Following their defeat at the hands of Ferdinand and James, there had been increasing disaffection amongst the Muslims in the Guadalquivir valley (Seville and Córdoba), Valencia and Murcia. This eventually resulted in the Mudéjar Revolt of 1264 – 1266 AD, that saw several towns return to Muslim control, notably: Murcia, Jerez, Lebrija, Arcos and Medina-Sidonia. The rebellion was sparked by Castile’s policy of relocating Muslim populations from the areas they had conquered. Relatively peaceful relations with Castile and the Banu Ashqilula, a powerful family who were governors of Malaga and Guadix and who also provided the backbone for Muhammad's army, ended in 1264, when Muhammad turned against Castile and assisted the unsuccessful rebellion of Castile's newly conquered Muslim subjects.

In 1266 the Banu Ashqilula, rebelled against the emirate. When these former allies sought assistance from Alfonso X of Castile, Muhammad was able to convince the leader of the Castilian troops, Nuño González de Lara, to turn against Alfonso. By 1272 Nuño González was actively fighting Castile.

The towns were eventually recaptured by the Christian forces but the event served as a reminder to the Christian kings of the dangers of disgruntled Muslims living under different masters. Subsequently Castile expelled any remaining Muslims from the reconquered territories, thousands of whom fled to Granada, effectively bolstering the Muslim forces there, making a potential invasion of the Emirate an increasingly costly and bloody enterprise.

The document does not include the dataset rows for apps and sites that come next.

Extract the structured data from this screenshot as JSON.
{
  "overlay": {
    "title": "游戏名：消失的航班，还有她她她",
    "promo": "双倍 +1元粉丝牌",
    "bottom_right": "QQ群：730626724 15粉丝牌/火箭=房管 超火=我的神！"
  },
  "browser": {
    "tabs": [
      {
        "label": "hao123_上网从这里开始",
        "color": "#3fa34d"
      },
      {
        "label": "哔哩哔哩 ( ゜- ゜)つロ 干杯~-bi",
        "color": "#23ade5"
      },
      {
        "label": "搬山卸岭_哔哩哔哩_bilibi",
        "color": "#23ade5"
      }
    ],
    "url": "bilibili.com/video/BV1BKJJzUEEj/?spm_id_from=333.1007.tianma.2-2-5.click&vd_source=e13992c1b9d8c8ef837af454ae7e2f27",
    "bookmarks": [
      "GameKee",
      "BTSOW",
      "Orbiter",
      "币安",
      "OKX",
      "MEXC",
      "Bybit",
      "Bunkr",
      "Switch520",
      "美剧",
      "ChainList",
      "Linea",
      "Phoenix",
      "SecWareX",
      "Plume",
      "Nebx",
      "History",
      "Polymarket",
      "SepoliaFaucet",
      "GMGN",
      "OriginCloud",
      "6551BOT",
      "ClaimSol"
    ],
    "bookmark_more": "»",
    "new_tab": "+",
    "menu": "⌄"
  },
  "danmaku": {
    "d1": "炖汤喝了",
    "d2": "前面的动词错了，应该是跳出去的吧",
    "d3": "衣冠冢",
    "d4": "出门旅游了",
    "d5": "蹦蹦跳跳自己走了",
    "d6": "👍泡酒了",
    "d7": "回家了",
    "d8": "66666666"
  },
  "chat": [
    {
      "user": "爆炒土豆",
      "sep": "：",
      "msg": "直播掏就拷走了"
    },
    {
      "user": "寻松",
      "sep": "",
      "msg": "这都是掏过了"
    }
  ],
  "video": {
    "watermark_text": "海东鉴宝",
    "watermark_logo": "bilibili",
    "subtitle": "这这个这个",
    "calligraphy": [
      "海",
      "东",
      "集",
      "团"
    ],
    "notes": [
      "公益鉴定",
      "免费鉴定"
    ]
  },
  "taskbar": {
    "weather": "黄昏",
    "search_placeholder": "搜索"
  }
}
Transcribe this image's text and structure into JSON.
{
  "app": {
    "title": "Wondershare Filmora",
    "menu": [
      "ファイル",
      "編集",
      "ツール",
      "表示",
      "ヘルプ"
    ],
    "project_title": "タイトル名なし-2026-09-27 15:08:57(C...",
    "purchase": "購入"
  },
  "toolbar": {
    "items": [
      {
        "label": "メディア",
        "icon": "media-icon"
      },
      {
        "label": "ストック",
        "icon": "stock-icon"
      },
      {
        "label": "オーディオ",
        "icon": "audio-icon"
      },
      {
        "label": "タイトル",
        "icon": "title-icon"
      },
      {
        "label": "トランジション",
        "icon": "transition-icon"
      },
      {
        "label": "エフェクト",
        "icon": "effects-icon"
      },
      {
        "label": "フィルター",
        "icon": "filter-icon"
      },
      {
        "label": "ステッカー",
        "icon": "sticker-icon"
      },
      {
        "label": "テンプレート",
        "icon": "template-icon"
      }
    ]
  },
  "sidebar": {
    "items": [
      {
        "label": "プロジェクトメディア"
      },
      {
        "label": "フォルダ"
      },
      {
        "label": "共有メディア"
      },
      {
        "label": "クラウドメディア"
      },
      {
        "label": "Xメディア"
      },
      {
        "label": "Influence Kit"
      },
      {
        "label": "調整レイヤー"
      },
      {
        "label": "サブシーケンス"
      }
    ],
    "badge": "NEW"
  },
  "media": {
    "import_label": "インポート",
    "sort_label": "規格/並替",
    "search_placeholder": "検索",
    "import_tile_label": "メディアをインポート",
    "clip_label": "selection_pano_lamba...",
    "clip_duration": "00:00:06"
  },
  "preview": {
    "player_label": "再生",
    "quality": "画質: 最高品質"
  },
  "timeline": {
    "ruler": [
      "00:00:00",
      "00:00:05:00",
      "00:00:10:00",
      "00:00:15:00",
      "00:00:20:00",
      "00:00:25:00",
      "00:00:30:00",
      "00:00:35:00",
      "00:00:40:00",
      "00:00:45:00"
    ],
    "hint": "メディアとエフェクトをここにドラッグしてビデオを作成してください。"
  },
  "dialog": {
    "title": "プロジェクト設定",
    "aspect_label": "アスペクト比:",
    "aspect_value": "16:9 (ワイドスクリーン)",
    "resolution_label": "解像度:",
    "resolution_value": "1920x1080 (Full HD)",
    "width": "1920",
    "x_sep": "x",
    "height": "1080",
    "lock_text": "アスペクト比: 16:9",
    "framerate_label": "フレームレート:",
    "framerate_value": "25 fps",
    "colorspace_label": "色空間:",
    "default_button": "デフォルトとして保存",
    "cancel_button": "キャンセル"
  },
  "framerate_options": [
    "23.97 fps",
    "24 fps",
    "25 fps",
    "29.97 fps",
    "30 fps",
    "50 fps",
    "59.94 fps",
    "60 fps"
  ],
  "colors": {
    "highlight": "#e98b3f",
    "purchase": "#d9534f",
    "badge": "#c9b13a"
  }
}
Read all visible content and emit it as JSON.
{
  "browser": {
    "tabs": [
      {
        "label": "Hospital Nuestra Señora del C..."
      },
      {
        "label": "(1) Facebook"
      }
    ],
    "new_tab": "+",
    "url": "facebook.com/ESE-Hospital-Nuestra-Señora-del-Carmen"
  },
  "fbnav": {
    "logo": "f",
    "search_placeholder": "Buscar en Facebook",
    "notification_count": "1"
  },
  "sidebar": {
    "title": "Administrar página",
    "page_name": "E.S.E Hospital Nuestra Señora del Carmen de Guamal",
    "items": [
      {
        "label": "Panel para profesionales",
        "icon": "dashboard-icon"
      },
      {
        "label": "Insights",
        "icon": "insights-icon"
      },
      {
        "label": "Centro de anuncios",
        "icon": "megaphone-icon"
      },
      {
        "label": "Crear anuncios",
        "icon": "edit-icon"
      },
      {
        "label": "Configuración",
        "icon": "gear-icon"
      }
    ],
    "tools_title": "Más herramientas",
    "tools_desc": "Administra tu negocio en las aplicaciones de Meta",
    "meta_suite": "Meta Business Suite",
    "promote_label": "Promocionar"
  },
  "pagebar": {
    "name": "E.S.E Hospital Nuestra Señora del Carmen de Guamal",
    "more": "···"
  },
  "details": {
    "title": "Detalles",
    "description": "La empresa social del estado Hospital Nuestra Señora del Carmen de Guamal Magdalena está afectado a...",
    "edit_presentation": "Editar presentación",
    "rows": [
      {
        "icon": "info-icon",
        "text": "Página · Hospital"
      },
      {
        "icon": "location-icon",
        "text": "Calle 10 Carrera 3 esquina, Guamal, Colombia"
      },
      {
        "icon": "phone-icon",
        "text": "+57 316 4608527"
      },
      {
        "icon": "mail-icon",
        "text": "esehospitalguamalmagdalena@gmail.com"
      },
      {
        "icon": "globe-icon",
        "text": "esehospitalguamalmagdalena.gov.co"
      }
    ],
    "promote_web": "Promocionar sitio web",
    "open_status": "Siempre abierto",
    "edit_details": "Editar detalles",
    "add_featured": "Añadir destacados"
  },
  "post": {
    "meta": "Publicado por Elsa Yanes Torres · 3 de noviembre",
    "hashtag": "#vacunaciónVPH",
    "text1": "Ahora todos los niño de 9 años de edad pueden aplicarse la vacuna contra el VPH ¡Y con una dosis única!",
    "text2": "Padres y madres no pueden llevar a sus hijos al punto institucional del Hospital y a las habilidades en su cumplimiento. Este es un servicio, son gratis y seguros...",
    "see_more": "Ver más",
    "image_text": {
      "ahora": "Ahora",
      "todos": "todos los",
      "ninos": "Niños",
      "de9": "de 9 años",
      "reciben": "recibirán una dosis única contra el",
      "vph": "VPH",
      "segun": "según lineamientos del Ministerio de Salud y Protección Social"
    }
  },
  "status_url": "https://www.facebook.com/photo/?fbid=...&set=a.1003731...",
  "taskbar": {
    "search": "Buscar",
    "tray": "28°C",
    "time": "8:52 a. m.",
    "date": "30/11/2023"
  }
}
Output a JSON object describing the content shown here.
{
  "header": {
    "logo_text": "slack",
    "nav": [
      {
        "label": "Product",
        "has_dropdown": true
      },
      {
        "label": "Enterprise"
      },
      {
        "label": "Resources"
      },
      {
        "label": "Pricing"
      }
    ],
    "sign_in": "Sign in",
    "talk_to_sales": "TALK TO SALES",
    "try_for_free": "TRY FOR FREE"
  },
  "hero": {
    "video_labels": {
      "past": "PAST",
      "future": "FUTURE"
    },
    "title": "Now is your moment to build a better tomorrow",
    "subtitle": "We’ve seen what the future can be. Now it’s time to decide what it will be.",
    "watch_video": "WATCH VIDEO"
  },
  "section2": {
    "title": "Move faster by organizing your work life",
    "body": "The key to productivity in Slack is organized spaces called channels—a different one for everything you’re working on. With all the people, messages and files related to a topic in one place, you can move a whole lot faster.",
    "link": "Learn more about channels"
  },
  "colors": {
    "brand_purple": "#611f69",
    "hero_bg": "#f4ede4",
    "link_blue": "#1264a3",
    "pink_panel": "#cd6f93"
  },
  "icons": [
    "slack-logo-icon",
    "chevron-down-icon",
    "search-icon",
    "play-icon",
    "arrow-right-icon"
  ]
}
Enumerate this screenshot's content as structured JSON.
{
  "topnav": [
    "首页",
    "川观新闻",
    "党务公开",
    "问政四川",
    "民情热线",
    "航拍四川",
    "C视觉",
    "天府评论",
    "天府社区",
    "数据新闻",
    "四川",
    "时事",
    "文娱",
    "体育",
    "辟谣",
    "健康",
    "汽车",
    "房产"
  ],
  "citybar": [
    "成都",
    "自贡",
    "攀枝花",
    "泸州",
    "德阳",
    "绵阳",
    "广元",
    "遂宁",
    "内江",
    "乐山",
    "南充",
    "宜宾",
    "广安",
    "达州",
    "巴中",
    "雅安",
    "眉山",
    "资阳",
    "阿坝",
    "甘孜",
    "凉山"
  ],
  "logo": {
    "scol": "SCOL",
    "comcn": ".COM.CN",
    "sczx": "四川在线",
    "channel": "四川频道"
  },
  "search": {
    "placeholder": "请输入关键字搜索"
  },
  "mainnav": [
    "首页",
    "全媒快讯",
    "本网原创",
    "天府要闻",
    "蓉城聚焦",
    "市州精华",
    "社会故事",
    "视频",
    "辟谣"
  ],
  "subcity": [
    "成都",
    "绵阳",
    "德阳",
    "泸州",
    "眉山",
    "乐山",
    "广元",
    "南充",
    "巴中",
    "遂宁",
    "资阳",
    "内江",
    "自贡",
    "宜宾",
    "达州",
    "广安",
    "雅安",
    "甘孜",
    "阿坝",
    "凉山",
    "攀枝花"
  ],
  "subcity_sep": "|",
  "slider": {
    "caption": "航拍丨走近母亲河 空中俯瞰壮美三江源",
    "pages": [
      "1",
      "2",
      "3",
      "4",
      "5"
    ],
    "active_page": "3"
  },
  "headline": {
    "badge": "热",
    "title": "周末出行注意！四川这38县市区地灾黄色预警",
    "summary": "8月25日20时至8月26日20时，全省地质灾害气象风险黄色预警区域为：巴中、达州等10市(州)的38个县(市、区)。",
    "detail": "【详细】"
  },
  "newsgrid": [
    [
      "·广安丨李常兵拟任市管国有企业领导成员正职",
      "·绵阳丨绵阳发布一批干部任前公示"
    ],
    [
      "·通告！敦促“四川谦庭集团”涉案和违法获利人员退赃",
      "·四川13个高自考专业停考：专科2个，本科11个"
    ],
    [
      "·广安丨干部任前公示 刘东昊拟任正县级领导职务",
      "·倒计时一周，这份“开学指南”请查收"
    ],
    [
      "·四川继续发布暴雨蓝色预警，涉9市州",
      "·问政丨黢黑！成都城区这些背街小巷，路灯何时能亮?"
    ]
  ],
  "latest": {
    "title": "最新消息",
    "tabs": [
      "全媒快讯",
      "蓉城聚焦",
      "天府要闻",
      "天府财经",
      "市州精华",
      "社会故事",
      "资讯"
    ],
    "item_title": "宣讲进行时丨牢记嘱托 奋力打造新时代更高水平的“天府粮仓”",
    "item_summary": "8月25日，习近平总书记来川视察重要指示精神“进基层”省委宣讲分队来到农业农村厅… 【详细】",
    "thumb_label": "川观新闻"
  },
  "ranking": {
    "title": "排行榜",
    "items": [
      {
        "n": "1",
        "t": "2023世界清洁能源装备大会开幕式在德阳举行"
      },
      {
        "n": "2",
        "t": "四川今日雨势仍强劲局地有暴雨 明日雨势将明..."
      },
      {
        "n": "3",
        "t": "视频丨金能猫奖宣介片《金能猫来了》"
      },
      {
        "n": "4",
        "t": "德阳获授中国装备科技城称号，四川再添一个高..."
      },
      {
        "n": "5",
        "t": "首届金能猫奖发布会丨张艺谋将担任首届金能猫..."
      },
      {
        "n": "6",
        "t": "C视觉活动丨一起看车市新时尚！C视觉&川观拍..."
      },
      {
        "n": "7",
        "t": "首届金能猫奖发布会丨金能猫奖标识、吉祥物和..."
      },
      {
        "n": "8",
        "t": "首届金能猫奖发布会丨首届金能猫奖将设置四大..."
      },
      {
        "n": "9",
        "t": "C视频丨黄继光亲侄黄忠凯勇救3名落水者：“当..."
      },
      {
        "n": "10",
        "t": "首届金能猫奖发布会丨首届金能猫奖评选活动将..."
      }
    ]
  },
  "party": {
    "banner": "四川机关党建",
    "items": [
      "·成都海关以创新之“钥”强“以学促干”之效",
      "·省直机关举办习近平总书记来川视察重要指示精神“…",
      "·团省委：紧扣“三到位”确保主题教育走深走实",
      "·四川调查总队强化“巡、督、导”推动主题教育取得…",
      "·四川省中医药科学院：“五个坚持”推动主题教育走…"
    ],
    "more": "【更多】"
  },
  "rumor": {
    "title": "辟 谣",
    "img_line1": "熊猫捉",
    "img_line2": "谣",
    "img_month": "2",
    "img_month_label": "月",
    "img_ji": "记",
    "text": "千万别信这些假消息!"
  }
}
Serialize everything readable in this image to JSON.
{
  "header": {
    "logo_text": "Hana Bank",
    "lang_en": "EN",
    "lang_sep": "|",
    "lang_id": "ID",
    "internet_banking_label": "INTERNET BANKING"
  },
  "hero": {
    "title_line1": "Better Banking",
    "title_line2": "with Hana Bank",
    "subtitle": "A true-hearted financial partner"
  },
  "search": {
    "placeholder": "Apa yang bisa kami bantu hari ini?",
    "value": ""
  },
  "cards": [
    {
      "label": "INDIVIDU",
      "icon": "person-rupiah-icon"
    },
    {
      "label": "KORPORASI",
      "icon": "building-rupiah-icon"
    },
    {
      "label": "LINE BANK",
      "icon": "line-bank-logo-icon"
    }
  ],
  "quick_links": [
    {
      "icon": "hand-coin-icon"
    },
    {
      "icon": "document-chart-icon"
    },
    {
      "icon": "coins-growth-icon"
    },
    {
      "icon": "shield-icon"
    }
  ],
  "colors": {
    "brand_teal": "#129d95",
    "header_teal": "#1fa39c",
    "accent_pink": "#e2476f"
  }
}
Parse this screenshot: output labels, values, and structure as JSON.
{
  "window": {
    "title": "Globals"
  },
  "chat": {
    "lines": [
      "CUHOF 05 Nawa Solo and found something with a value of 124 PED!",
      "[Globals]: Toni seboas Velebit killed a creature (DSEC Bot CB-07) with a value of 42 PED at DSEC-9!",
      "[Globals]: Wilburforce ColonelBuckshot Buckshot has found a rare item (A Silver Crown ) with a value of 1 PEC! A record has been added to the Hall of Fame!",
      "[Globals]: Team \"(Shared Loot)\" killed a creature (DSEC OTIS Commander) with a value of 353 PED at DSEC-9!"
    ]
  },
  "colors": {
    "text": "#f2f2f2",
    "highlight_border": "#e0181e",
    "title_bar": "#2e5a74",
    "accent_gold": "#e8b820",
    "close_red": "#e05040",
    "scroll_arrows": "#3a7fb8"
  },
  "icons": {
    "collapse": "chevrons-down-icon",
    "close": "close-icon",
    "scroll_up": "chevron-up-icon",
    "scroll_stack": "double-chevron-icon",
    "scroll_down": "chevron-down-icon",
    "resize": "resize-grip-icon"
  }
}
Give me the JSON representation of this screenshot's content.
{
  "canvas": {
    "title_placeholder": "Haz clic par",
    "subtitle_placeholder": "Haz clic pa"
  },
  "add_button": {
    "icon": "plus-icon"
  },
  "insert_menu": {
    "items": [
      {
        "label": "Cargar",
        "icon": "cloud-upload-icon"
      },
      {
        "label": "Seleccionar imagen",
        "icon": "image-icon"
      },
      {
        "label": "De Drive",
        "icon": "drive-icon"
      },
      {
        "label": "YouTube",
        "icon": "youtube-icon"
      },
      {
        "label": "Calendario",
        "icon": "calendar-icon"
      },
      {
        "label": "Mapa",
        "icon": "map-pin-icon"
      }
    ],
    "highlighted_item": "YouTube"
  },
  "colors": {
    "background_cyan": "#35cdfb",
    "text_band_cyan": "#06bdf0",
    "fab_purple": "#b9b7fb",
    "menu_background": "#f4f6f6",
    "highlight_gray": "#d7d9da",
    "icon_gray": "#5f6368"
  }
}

End of the Almohad Dynasty

Almijara, Albox 13th century watchtower Almijara, Albox 13th century watchtower

Almijara, Albox 13th century watchtower

In the 1270s, the powerful Marinid dynasty finally deposed of the last of the Almohads in Morocco. They declared a jihad, holy war, in Spain in order to fulfil what they viewed as Muslim sovereignty and to acquire religious prestige, increasing the concerns of both sides on the Iberian Peninsula.

Death of Abu Abdullah Muhammad ibn Yusuf ibn Nasr

Emirate of Granada Emirate of Granada

Emirate of Granada

The emirate's conflict with Castile and the Banu Ashqilula and the issues with the Marinids were matters still unresolved in 1273 when Muhammad died after falling off his horse. He was succeeded by his son, Muhammad II.

Muhammad’s rule is best summed up by the Encyclopaedia of Islam that comments that while his rule did not have any "spectacular victories", he did create a stable regime in Granada and start the construction of the Alhambra, a "lasting memorial to the Nasrids". The Alhambra is today a UNESCO World Heritage site.

Further reading and references
Carr, Matthew Blood and Faith: The Purging of Muslim Spain New York, London 2009
Fletcher, Richards Moorish Spain London 1992
Lomax, Derek La Reconquista Barcelona 1984
Lowney, Chris A Vanished World: Muslims, Christians, and Jews in Medieval Spain Oxford 2006
MacKay, Angus Spain in the Middle Ages; From Frontier to Empire, 1000-1500 London 1977
Menocal, Maria Rosa The Ornament of the World Boston, London 2002

Note: This article may contain affiliate/compensated links. That means that if you book through our link, we may earn a small commission (at no extra cost to you). For full information, please see our disclaimer here.